The company claimed that the limit “significantly reduced forwarded messages around the world.” However, a WhatsApp group can have anything under 256 members so potentially, any message can be forwarded to over 1,000 others on the same platform.
A little bit of skin and drama – more than what would be allowed on TV or in the newspapers – is what makes social media attractive to so many people.
There are Instagram accounts of Sri Lankan actors and actresses (many of whom seem to crave attention and allow the cameras to wander freely about their private lives) with follower numbers in six digits.
What has gained a lot of traction in Sri Lanka (especially in the vernacular) are the gossip sites. Even legacy media groups have morphed into gossip pages online. They play on the gossipy titbits that work well in the short attention span that social media permits.
But it’s not that hardcore news doesn’t make an appearance. It does; but not on ordinary days when
the country’s political machinations seem to meander. In that context, the 51 days between 26 October and 16 December were a watershed in social media usage.
In March last year, we witnessed the dangers of social media when Facebook, Messenger, WhatsApp and Viber were blocked by the government. What’s important to note here is that except for Facebook, the others are messaging platforms. The block was announced to contain the propagation of hate speech and coordinated mob attacks.
But it was in October that we saw the true impact of social media as an information machine. Research by Sanjana Hattotuwa has shown that during the 51 day period, Facebook posts by networks and newspapers – especially the former, in relation to the impasse on the issue of the prime minister – were shared extensively.
On two days at least, a single page recorded about 80,000 shares. Hattotuwa’s research (which is in the public domain) also shows the extent to which three electronic media groups dominated proceedings. One gained over three million likes on posts with hashtags linked to the impasse. However, print media houses – both state and private – lagged far behind.

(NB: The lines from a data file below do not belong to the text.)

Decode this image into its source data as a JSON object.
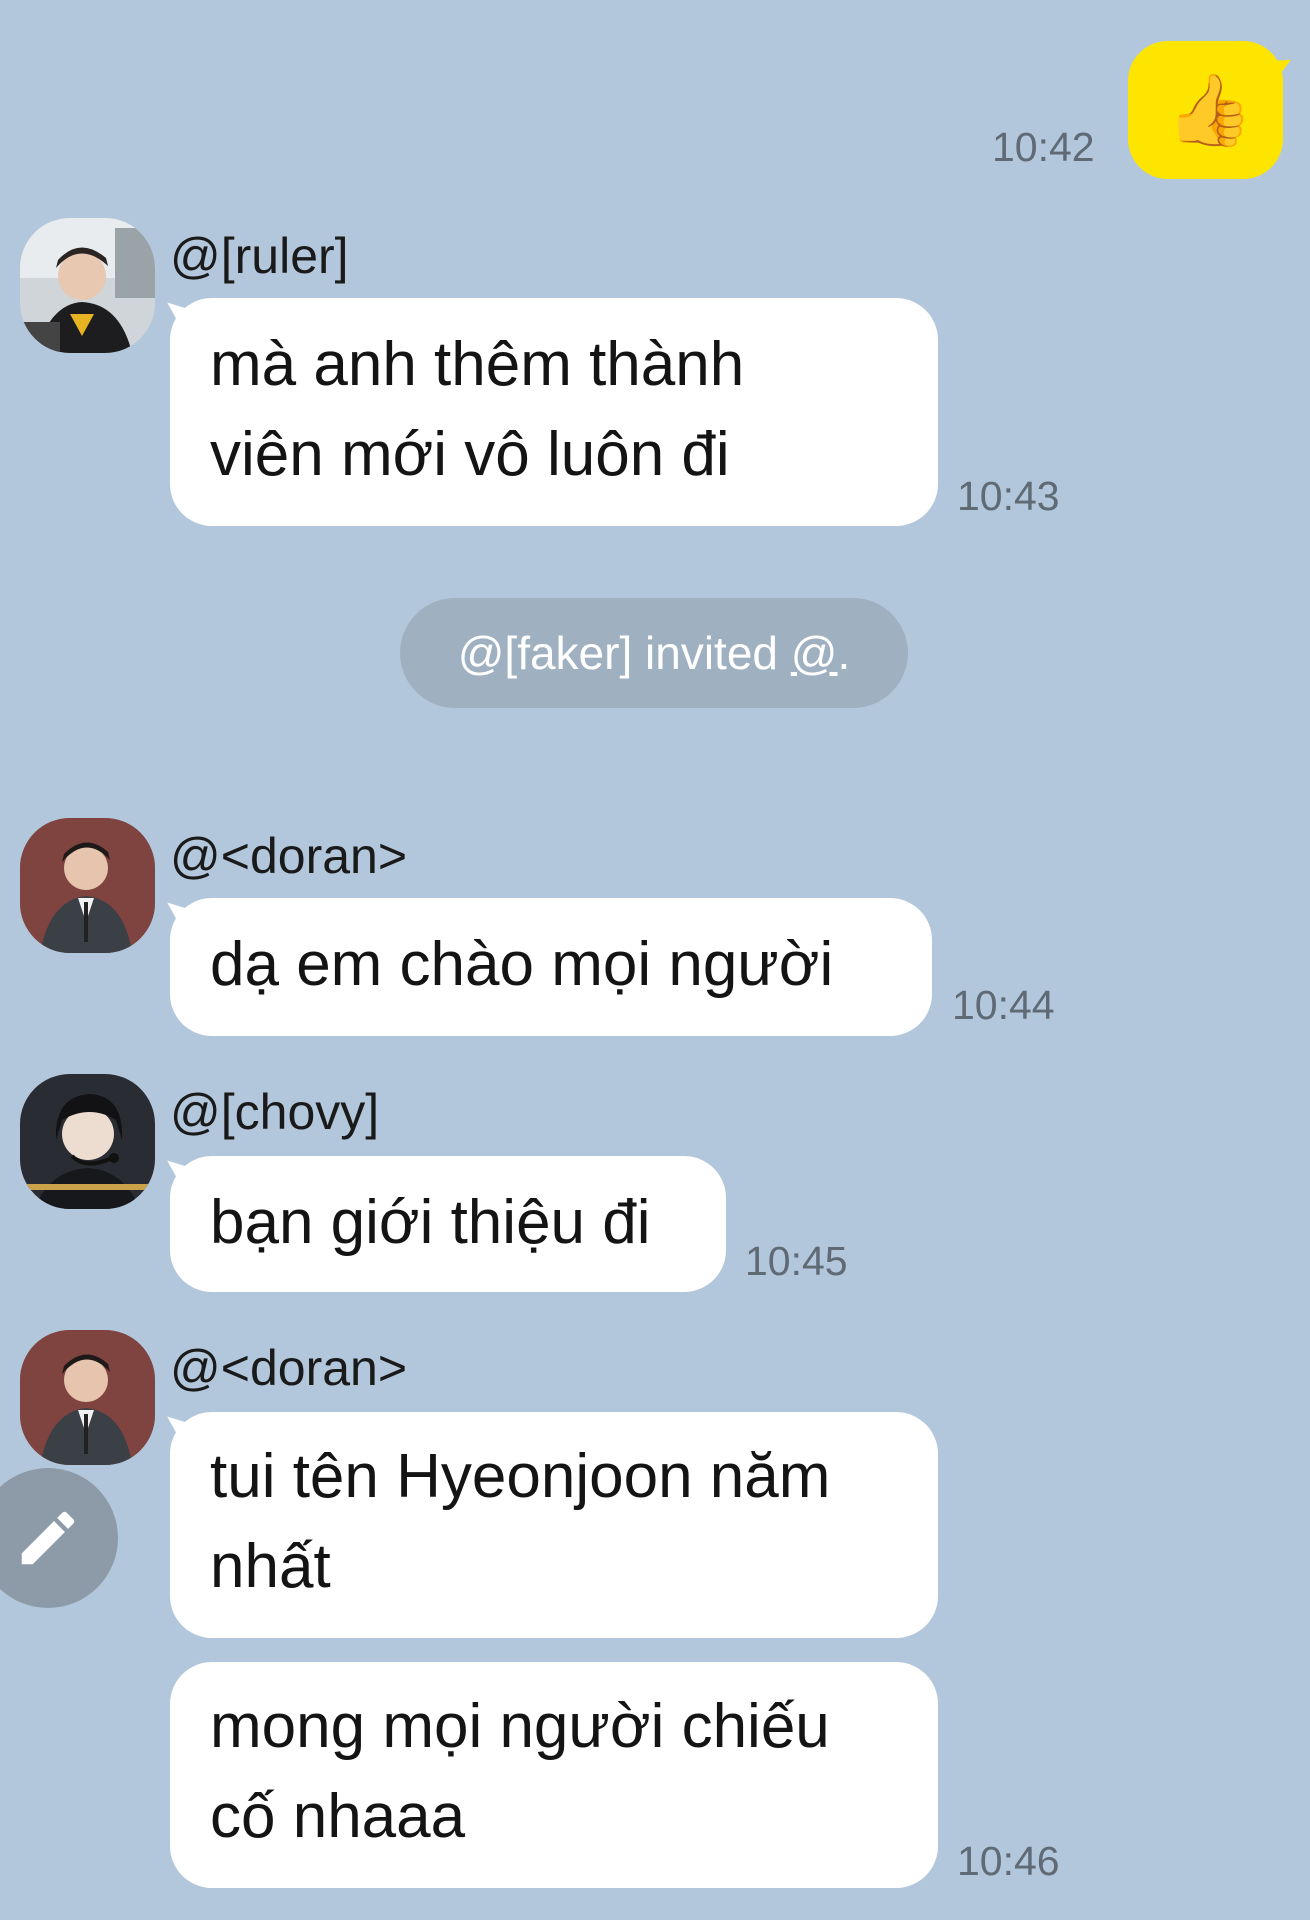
{
  "messages": {
    "out_1": {
      "emoji": "👍",
      "time": "10:42"
    },
    "ruler": {
      "sender": "@[ruler]",
      "text": "mà anh thêm thành\nviên mới vô luôn đi",
      "time": "10:43"
    },
    "system": {
      "prefix": "@[faker] invited ",
      "mention": "@",
      "suffix": "."
    },
    "doran_1": {
      "sender": "@<doran>",
      "text": "dạ em chào mọi người",
      "time": "10:44"
    },
    "chovy": {
      "sender": "@[chovy]",
      "text": "bạn giới thiệu đi",
      "time": "10:45"
    },
    "doran_2": {
      "sender": "@<doran>",
      "text_1": "tui tên Hyeonjoon năm\nnhất",
      "text_2": "mong mọi người chiếu\ncố nhaaa",
      "time": "10:46"
    }
  },
  "icons": {
    "compose": "pencil-icon",
    "reaction": "thumbs-up-emoji"
  },
  "colors": {
    "background": "#b3c7dc",
    "outgoing_bubble": "#fee500",
    "incoming_bubble": "#ffffff",
    "system_pill": "#9fb0c1",
    "timestamp": "#5f6a75"
  }
}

What this shows is that the gossipy slant of the web portals used by these networks and the visual nature of their reporting is what attracts audiences.

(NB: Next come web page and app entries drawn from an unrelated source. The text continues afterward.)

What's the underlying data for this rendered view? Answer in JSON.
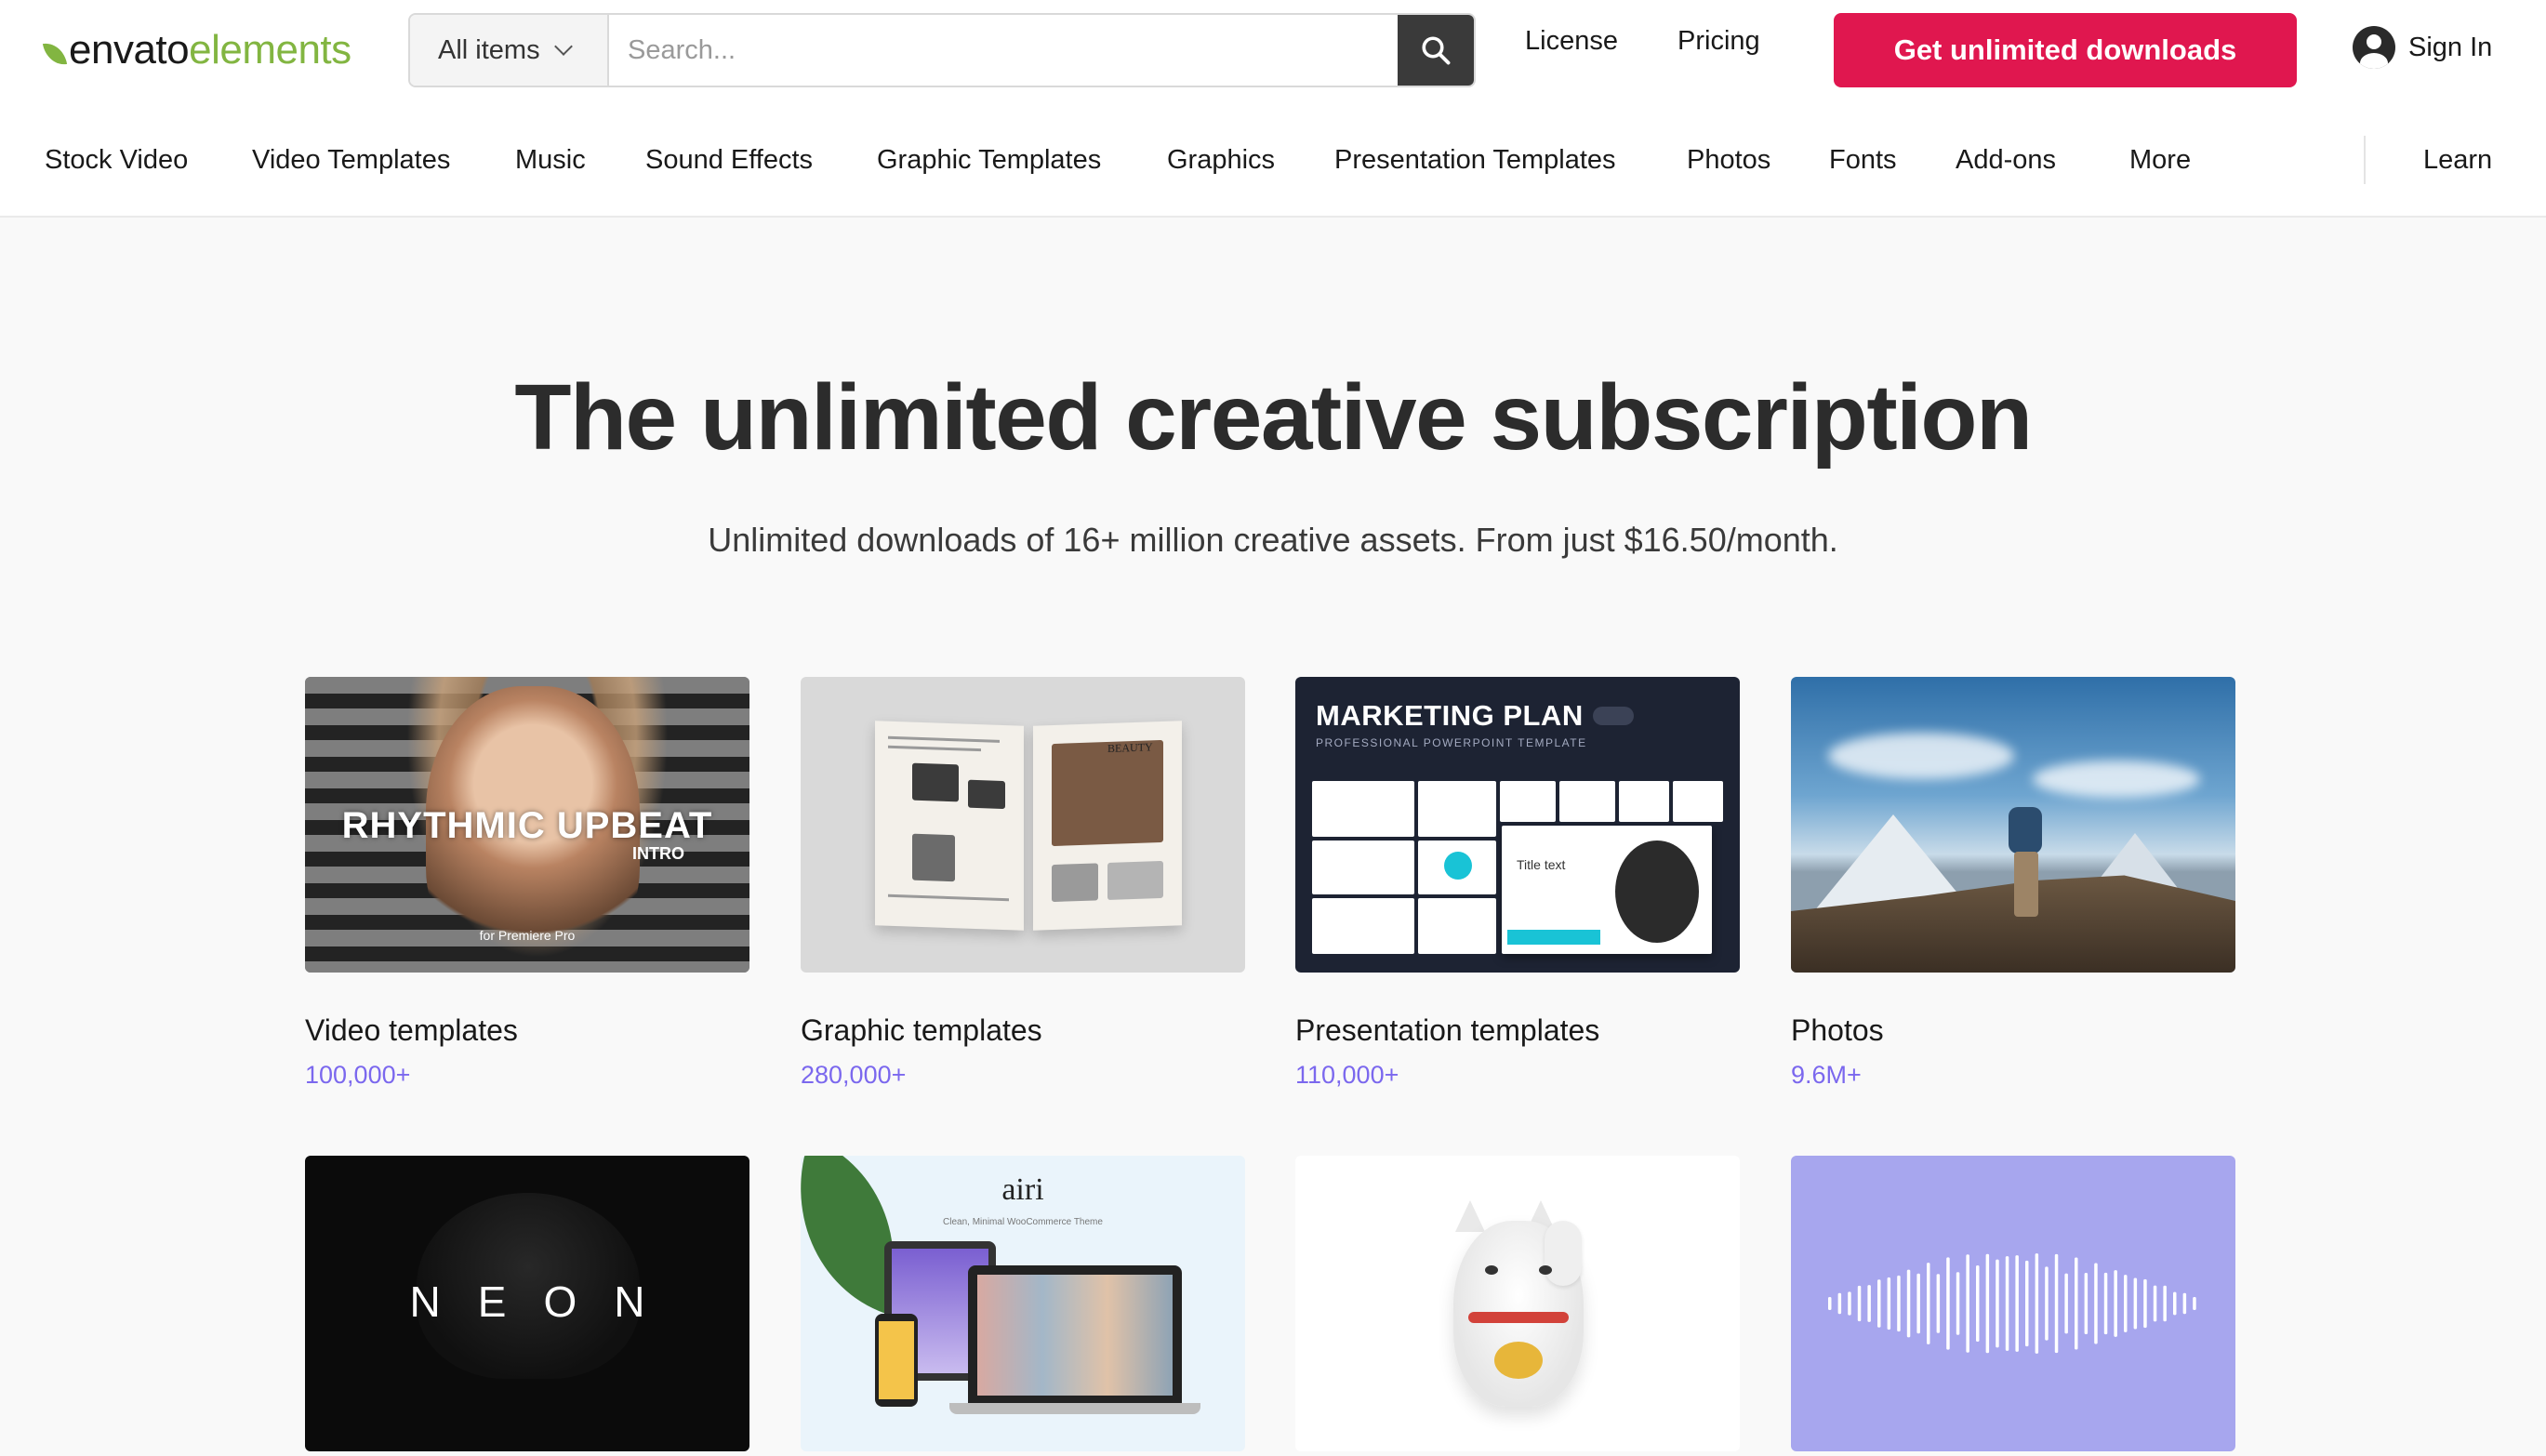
{
  "logo": {
    "part1": "envato",
    "part2": "elements"
  },
  "search": {
    "category": "All items",
    "placeholder": "Search..."
  },
  "header_links": {
    "license": "License",
    "pricing": "Pricing"
  },
  "cta": "Get unlimited downloads",
  "signin": "Sign In",
  "nav": [
    "Stock Video",
    "Video Templates",
    "Music",
    "Sound Effects",
    "Graphic Templates",
    "Graphics",
    "Presentation Templates",
    "Photos",
    "Fonts",
    "Add-ons",
    "More",
    "Learn"
  ],
  "hero": {
    "title": "The unlimited creative subscription",
    "subtitle": "Unlimited downloads of 16+ million creative assets. From just $16.50/month."
  },
  "cards": [
    {
      "title": "Video templates",
      "count": "100,000+",
      "thumb_text": "RHYTHMIC UPBEAT",
      "thumb_sub": "INTRO",
      "thumb_small": "for Premiere Pro"
    },
    {
      "title": "Graphic templates",
      "count": "280,000+",
      "thumb_text": "BEAUTY"
    },
    {
      "title": "Presentation templates",
      "count": "110,000+",
      "thumb_text": "MARKETING PLAN",
      "thumb_sub": "PROFESSIONAL POWERPOINT TEMPLATE",
      "thumb_small": "Title text"
    },
    {
      "title": "Photos",
      "count": "9.6M+"
    }
  ],
  "row2": [
    {
      "thumb_text": "NEON"
    },
    {
      "thumb_text": "airi",
      "thumb_sub": "Clean, Minimal WooCommerce Theme"
    },
    {
      "thumb_text": ""
    },
    {
      "thumb_text": ""
    }
  ],
  "colors": {
    "brand_green": "#82b541",
    "cta_red": "#e0174f",
    "count_purple": "#7b68ee",
    "audio_bg": "#a7a6ee"
  }
}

Sri Lankan newspapers are yet to master the transition into digital reporting; more often than not, they simply replicate their print reportage on the web despite the huge digital potential their loyal offline customer base holds.

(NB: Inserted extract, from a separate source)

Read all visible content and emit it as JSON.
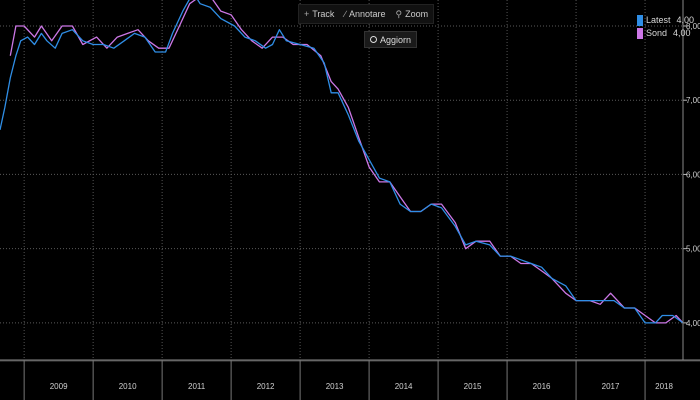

This year, we’re likely to see social media playing a key role in framing public tastes, discourse and attitudes. We will see politicians and parties using social media as a vector for support. Another possibility is the use of the same platforms to pump disinformation in an effort to manipulate public sentiment.
The lack of oversight and fact checking is going to be a key factor. Facebook is now employing a country contact point and content moderators for posts in Sinhala. But unlike in India where fact checking has increased exponentially in anticipation of the general election, Sri Lanka doesn’t have the capacity for fact checking by independent, competent and public third parties.
So be ready for lots of fakes but also some truly intriguing and eye-catching content interspersed with heaps of peephole material. And finally, don’t forget those memes because sometimes, they offer the best take on issues and are often hilarious!